Sing and dance to it. Listen, and feel it. We start each morning assembly uplifted by inspiring music and end our service in collective song. Music in the Junior School has the power to shift our mood, whether we’re overwhelmed and need to unwind or demotivated and want to feel energised. There are many favourite songs which ignite significant emotion across our school, either through the accompanying actions which rekindle fond memories of our days in Little Knellies Nursery, or the stirring strength of our Chamber Choir’s three part harmony soaring high – the sensation so mighty that it could seemingly raise the roof of Kensington Hall.

Attending a school much like The Abbey as a child, I grew up surrounded by music. From those early formative days, my teachers influenced my musical palate with an eclectic smorgasbord ranging from ABBA and the soundtrack to Grease, through to Mendelssohn and Zelenka. I understood how the art of arranging harmonic sound brings people together. It gave me a sense of belonging; joining a choir in any new community has always helped me to grow. The post-pandemic resumption of collective singing to unite us as a school each day was one of the most emotional experiences we felt as a school staff and such a powerful symbol of life returning to normal once more. Its loss had been accompanied by the associated deprivation of creativity and connection.

When we listen to music we love, our body responds. When we sing together as a school and as the vibrations of our accompanying student orchestra travel as sound waves into our eardrums, they send electrical signals to our brain, triggering the release of hormones that are linked to improved mood and better quality sleep. Sound waves interact with our nervous system, too, regulating our heartbeat and helping us to rebalance and reach a state of calm. And all the while, the melodies and sounds are moving through our limbic system, playing into our emotions and impacting how we feel. These are the fundamentals of the therapeutic value of daily music in our school, each of us benefiting in body and mind. There is nothing like being in the company of our whole school and feeling the force of the inspiring sound of our entire student and staff body in song. It’s so much more than singing to create beautiful melodies: at its core, it’s about a school community made stronger each day.

One of the most rewarding aspects of my job is the privilege of witnessing lives changed through the experience of our school. There is no doubt that music contributes enormously to bring about such transformation. Learning to read music encourages our students to think laterally and find their flow state. Using our brains and voice helps us to achieve mindfulness. Singing allows us to access far-reaching feelings and then put them to one side when finished, processing our emotions in a healthy, safe way. 
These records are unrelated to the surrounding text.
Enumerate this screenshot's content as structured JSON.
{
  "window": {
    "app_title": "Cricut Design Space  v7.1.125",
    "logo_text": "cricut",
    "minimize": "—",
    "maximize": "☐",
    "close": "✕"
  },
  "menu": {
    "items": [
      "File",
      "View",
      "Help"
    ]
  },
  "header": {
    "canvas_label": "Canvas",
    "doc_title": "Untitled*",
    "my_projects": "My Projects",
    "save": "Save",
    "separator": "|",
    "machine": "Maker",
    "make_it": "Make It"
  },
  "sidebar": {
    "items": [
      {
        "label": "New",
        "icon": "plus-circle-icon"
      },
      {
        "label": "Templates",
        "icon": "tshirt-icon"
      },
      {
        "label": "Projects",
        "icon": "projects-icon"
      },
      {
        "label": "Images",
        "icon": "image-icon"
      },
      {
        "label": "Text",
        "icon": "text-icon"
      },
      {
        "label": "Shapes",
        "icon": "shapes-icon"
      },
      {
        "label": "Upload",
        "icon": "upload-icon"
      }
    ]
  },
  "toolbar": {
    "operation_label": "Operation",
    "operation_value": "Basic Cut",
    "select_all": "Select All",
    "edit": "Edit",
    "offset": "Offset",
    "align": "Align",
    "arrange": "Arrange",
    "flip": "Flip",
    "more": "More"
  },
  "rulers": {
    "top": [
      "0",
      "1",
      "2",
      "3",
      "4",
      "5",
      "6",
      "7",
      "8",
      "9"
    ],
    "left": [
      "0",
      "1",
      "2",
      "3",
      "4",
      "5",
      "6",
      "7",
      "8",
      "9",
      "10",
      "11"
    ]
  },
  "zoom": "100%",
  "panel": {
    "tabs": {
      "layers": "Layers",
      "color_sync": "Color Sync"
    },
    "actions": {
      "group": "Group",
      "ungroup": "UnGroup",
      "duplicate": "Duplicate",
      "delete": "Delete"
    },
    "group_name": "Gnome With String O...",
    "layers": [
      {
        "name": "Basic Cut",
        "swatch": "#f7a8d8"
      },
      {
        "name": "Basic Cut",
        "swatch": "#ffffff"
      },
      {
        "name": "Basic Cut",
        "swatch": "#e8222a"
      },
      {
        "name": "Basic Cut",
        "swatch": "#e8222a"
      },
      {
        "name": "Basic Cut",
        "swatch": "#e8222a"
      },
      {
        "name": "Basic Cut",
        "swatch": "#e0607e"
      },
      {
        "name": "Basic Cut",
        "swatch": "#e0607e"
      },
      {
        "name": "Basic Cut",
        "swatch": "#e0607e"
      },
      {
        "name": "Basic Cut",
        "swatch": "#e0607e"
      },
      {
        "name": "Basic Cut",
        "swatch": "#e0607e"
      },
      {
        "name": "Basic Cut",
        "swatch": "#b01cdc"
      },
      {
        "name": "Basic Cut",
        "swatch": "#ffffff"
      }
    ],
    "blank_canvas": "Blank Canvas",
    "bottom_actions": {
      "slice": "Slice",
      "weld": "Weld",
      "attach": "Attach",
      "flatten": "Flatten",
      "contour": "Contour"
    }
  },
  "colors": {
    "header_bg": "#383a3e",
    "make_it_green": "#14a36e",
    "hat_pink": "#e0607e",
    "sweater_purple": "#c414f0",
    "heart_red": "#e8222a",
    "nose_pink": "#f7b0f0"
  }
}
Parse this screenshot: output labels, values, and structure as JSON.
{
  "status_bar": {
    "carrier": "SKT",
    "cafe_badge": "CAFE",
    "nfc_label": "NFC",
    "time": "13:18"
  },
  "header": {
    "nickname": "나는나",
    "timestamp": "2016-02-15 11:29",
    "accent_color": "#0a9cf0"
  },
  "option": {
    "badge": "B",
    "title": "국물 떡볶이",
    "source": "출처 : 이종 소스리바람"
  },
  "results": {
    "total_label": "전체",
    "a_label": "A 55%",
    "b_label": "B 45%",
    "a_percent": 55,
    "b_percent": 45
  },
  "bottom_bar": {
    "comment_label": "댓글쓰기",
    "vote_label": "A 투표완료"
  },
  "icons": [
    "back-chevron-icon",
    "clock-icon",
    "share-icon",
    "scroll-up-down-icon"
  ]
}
Whether we sing purely for pleasure or are pursuing a music scholarship in our Senior School, children across our school are immersed in music from the age of three – through specialist class and individual lessons, ensembles and bands, recitals, productions and concerts. In recent years, our Junior School students have made wonderful memories singing together in venues as magnificent as The Royal Albert Hall, Birmingham’s Symphony and Town Halls, Winchester Cathedral, The Barbican and Royal Festival Hall in London and the O2 Arena, not to mention local town festivals and theatres. Our choirs have been selected from across the country to perform in the National Festival of Music for Youth on many occasions and have been finalists seven years in a row at the Barnardo’s Choir of the Year Competition. This weekend, we have been invited to sing alongside Reading’s Male Voice Choir in a concert in Reading’s Town Hall. 

And there is really no stopping us. Next Spring, the Junior School embark on their inaugural Choir Tour… St Ives, anyone..?